These rocky things are called “tepuis”, originally an indigenous word only in Venezuela meaning “mountain”, it has been adopted worldwide to refer to this specific type of table mountain. Don’t be decieved by the scenery, they are actually very high and isolate the plant life on top from… well, everything else. These tepuis represent the largest collection of endemic (species specific only to that place) flora anywhere in the world. This was a particularly clear day, but on cloudy days, clouds obscure the top of these things. These particular ones are about a kilometre high.
This is the setting for the camp at Canaima. The lagoon is fairly shallow in most places (except, of course, right under the waterfalls).
Our guide guides us down a path, eventually through to the boats which would take us around the waterfalls.
With all the wonderful wildlife around, it seems strange to take a picture of caged animals. But c’mon… two birds who are… well… into each other… that’s hot! They looked like they needed some privacy so I, naturally, took a photo…
This was quite a wide tree… and those grasshopper-like-insects are about the size of one of my hands. They were very tame, however, as our guide picked one up and tried to throw it at us… it had other ideas, it just opened its wings and flew away.
I’m not sure if this Orchid is slowly consuming the tree or if there is some kind of symbiotic relationship happening here. Nevertheless… it looks very pretty.
Some waterfalls, this is Salto el Sapito…. this is the dry season. D’oh
Oooohhh… some bigger waterfalls – Salto el Sapo. If this is what they are like in the dry season… I wonder what they’re like in the wet season. I think “dry” season here has a very different meaning to “dry” season in Australia.
We were able to walk under Salto el Sapo. The view from under the waterfall was pretty amazing as well… I had to keep my camera in a ziplock bag to keep it from getting wet because the spray from the waterfall was quite impressive. You can’t really see it, but there is a thin layer of water on my skin and my shorts are wet (good thing they’re not white). If I had anticipated that this photo would come out so well, I might have thought to do some exercise (did I mention that I am going to the World Speed Skating Championships in Cali, Columbia later this year?). Many apologies to… well… anyone who isn’t blind.
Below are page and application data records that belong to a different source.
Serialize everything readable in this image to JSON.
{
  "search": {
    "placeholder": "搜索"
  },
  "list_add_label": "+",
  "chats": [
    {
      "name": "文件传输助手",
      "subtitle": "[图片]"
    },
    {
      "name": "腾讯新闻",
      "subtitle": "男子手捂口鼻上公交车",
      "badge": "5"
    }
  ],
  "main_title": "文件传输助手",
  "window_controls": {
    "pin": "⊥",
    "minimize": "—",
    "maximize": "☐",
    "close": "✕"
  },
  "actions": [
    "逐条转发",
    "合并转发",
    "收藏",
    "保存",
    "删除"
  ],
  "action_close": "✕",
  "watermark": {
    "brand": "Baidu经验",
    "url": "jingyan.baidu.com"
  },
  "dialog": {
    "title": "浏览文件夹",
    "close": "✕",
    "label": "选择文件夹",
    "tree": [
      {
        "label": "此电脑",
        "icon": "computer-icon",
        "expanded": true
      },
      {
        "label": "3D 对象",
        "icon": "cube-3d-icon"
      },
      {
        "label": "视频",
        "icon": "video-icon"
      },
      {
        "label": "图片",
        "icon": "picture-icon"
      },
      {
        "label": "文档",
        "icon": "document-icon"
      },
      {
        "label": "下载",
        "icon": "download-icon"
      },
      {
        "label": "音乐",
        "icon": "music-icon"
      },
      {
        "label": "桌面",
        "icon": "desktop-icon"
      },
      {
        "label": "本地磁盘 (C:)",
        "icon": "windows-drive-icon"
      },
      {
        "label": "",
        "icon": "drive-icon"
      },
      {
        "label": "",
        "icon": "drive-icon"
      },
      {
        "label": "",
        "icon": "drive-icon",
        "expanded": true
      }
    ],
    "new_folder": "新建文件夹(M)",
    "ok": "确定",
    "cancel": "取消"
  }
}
I may have been a topless Apollo in a Euripides play, but standing under this waterfall makes a person feel very small and insignificant.
Nick, depite not having his budgie catchers or boardshorts, went for a swim in the lagoon. The sand was very white and fine and nice, so I stayed on the beach and massaged my toes in the white sand and enjoyed the… er… view (you can see Nick swimming, he’s the subject of the photo in case anyone was wondering).
Nick sits in the boat… “so where is this Angel Falls anyway? None of these waterfalls is quite 900m high” .
A final panoramic shot of the beautiful lagoon at Canaima. Click on the photo for a full-sized image (it is very big).
…and the grand finale: Salto Angel, a 982m drop. At the moment, in the dry season, no water really reaches the bottom, only mist (I guess we missed the wet season). Angel falls isn’t actually named after a divine creature, but rather, the name of the guy who discovered it. Mr. Jimmie Angel was flying around (as you do) and he saw the waterfall and probably thought “ooh, what a lovely waterfall” and landed on the top bit. Unfortunately, the plane got bogged so he probably thought… “oh, darn it!” (perhaps in slightly stronger language) and somehow managed to descend Auyan Tepui and make the 11 day trek through virgin rainforest back to civilisation. Interestingly, the indigenous name for the waterfall translates to “devil’s mouth”. (At times like this, I’m very glad that I have a 10 megapixel camera.) Click on the photo for a bigger version!